* WHAT TO DO *
Using the data below, return all lines in which "JSON" appears.

(Dataset entries)
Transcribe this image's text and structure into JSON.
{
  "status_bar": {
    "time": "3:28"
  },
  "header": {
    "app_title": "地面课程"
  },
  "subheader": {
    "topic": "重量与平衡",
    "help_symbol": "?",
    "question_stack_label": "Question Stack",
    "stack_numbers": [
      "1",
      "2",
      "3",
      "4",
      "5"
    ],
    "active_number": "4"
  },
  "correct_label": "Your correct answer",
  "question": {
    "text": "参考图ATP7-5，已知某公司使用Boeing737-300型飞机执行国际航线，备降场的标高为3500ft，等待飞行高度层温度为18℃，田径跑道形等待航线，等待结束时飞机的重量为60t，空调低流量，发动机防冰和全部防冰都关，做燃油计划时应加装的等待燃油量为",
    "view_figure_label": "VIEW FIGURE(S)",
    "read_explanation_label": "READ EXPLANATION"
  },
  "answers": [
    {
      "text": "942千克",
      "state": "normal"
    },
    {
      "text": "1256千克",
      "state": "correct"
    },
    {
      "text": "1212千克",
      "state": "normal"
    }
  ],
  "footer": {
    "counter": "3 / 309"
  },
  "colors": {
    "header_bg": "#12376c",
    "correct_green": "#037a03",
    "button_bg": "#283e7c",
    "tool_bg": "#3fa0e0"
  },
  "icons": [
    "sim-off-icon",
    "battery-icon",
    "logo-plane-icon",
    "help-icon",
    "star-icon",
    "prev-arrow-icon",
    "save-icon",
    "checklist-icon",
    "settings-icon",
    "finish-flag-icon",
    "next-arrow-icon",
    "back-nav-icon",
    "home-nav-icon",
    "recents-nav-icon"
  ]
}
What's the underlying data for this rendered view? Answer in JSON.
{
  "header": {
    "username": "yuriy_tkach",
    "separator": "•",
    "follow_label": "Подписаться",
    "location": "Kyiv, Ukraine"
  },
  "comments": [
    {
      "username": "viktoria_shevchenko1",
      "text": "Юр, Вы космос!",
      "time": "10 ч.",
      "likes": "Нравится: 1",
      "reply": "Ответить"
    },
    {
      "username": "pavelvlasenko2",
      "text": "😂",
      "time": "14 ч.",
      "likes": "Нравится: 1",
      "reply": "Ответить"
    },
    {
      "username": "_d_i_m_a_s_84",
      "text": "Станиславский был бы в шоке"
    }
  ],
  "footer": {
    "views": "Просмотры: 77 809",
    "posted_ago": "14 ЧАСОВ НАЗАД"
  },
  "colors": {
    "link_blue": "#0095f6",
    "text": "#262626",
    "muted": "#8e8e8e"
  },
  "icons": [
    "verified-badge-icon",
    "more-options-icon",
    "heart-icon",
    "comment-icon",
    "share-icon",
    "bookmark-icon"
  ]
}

* OUTPUT BELOW *
Transcribe this image's text and structure into JSON.
What's the underlying data for this rendered view? Answer in JSON.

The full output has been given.